When the campaign ran
The Paranoia drink driving campaign broke from traditional road safety advertising and used an emotional and fresh approach that focused on psychological feelings.
This campaign tapped into the guilt drink drivers feel and explored their anxiety, restlessness and fear of getting caught. Research showed that although some drivers felt random breath testing (RBT) was predictable, they changed their driving style if they had been drinking in an effort to avoid detection. This campaign promoted the fact that every police car is a mobile RBT.
The campaign used post-production and special effects to create the lead character’s feelings of ‘paranoia’. After he leaves the pub and gets behind the wheel knowing that he’s had a few drinks, he thinks he sees a policeman wherever he goes. The tagline is ‘Mobile RBT. You won’t know where. You won’t know when’.
This highlights the unpredictable nature of mobile RBT and the increased risk of being caught. The Cruel Sea’s hit song ‘Better Get a Lawyer Son’ was used to help deliver a powerful and lasting message and support the seriousness of the issue.
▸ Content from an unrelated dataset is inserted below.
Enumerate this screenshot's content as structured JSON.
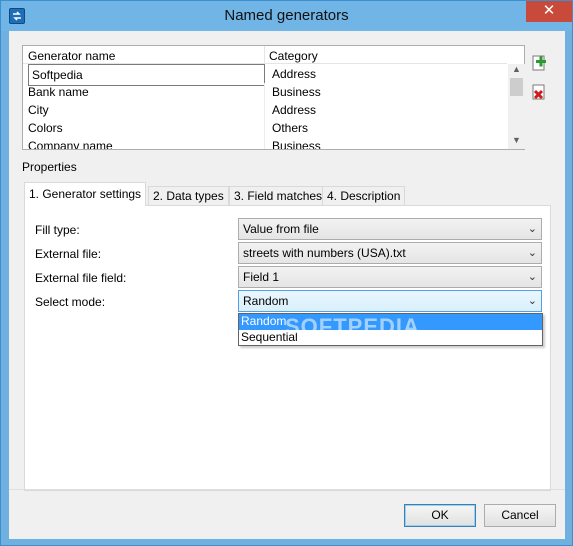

Behavioural issues and facts/figures
Drink driving is a significant road safety issue. In 2008, alcohol was a contributing factor in 26 per cent of all fatal crashes, 8 per cent of injury crashes and 6 per cent of all crashes. Since the introduction of RBT in 1982, fatal crashes involving alcohol have dropped from 40 per cent of all fatalities in 1982 to about 19 per cent. Each year police conduct millions of random breath tests in NSW.
Aims and objectives
To increase awareness of police mobile RBT operations and the likelihood of getting caught for drink driving, as well as to reinforce the social unacceptability of drink driving.
Anyone considering drinking and driving.
- Don’t drink and drive – you will get caught
- Random breath testing can be anywhere, anytime
- Every police car is a mobile RBT
The campaign was fully integrated and consisted of television, radio, press and online. There was also supporting merchandise in targeted licensed premises and advertising on the back of buses.
The campaign performed well since its launch and has achieved high exposure. There has been an almost universal identification with the feelings and situations portrayed making it relevant and memorable.